Genet may refer to:

Read more about Genet:  Aircraft, Animals and Plants, People, Places

Other articles related to "genet, genets":

Cape Genet
... The Cape genet (Genetta tigrina), also known as the blotched genet, large-spotted genet or muskeljaatkat in Afrikaans, is a carnivore mammal, related to the African linsang and to the civets ... Like other genets, it is nocturnal and arboreal ... Similar in appearance to the common genet (G ...
Southern Martlet - Operational History
... Three of them had 80 hp Armstrong Siddeley Genet II and one a 100 hp Armstrong Siddeley Genet Major ... Only one Martlet, the Genet Major engined G-AAYX survived the war ...
Christine And Lea Papin - Les Bonnes By Jean Genet
... The play Les Bonnes, by French writer Jean Genet, is loosely based on the Papin sisters ... Genet's fascination with the crime stemmed from his contempt for the middle classes, along with his understanding of how a murderer could glory in the infamy that came from the crime ...
Genet, Ethiopia - Demographics
... the Central Statistical Agency in 2005, Genet has an estimated total population of 12,037 of whom 6,063 were males and 5,974 were females ...
Suresh Jayakar - Publications
... A partial list of publications includes Haldane J ... B ...
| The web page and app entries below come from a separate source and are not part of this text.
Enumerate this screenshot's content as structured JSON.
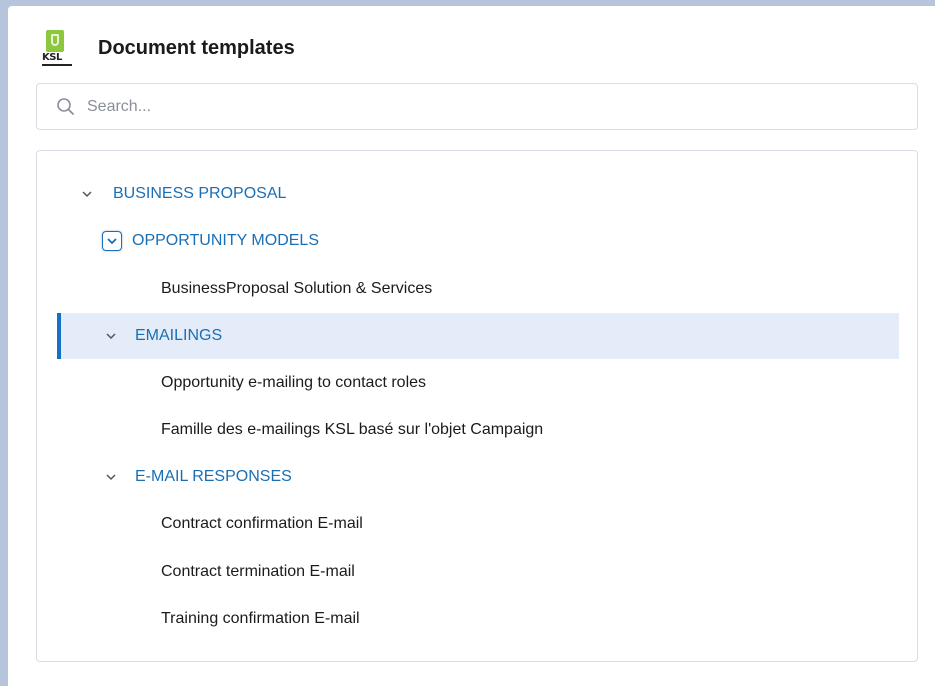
{
  "header": {
    "title": "Document templates",
    "logo_text": "KSL"
  },
  "search": {
    "placeholder": "Search..."
  },
  "tree": {
    "business_proposal": "BUSINESS PROPOSAL",
    "opportunity_models": "OPPORTUNITY MODELS",
    "bp_solution": "BusinessProposal Solution & Services",
    "emailings": "EMAILINGS",
    "opp_emailing": "Opportunity e-mailing to contact roles",
    "famille": "Famille des e-mailings KSL basé sur l'objet Campaign",
    "email_responses": "E-MAIL RESPONSES",
    "contract_confirmation": "Contract confirmation E-mail",
    "contract_termination": "Contract termination E-mail",
    "training_confirmation": "Training confirmation E-mail"
  },
  "colors": {
    "accent": "#1a6fb4",
    "selected_bg": "#e3ecf8",
    "selected_bar": "#1470c8",
    "background": "#b7c5dc"
  }
}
Famous quotes containing the word genet:

    Perhaps having built a barricade when you’re sixteen provides you with a sort of safety rail. If you’ve once taken part in building one, even inadvertently, doesn’t its usually latent image reappear like a warning signal whenever you’re tempted to join the police, or support any manifestation of Law and Order?
    —Jean Genet (1910–1986)

    What I did not yet know so intensely was the hatred of the white American for the black, a hatred so deep that I wonder if every white man in this country, when he plants a tree, doesn’t see Negroes hanging from its branches.
    —Jean Genet (1910–1986)

    Excluded by my birth and tastes from the social order, I was not aware of its diversity.... Nothing in the world was irrelevant: the stars on a general’s sleeve, the stock-market quotations, the olive harvest, the style of the judiciary, the wheat exchange, flower-beds.... Nothing. This order, fearful and feared, whose details were all inter-related, had a meaning: my exile.
    —Jean Genet (1910–1986)